EXERCISE PROMPT:
When the word "time" appears in a line of the data below, list that line.

[Saved data entries]
Segment Open
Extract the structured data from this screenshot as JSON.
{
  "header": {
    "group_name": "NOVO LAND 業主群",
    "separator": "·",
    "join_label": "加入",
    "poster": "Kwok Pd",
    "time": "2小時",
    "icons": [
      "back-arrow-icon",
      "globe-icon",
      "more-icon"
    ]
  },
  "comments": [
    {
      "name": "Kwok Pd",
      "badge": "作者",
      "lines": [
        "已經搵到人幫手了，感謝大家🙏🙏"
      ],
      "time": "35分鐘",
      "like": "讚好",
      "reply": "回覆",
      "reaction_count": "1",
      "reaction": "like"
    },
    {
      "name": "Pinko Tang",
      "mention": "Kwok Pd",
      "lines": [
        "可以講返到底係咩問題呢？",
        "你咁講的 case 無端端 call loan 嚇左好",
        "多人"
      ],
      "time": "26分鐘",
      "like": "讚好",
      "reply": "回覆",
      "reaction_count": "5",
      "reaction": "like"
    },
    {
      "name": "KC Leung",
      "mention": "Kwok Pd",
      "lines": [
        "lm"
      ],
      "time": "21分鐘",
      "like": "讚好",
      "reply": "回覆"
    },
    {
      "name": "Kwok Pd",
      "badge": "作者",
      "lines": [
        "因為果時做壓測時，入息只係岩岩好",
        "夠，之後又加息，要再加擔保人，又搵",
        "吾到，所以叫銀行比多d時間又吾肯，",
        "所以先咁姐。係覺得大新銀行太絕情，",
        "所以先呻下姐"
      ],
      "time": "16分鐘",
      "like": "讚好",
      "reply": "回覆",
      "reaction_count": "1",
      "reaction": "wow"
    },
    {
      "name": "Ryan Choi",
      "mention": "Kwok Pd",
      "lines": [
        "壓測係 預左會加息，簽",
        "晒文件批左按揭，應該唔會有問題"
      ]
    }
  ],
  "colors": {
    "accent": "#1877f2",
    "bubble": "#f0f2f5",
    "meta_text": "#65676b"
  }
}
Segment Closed
EXERCISE OUTPUT:
    "time": "2小時",
      "time": "35分鐘",
      "time": "26分鐘",
      "time": "21分鐘",
      "time": "16分鐘",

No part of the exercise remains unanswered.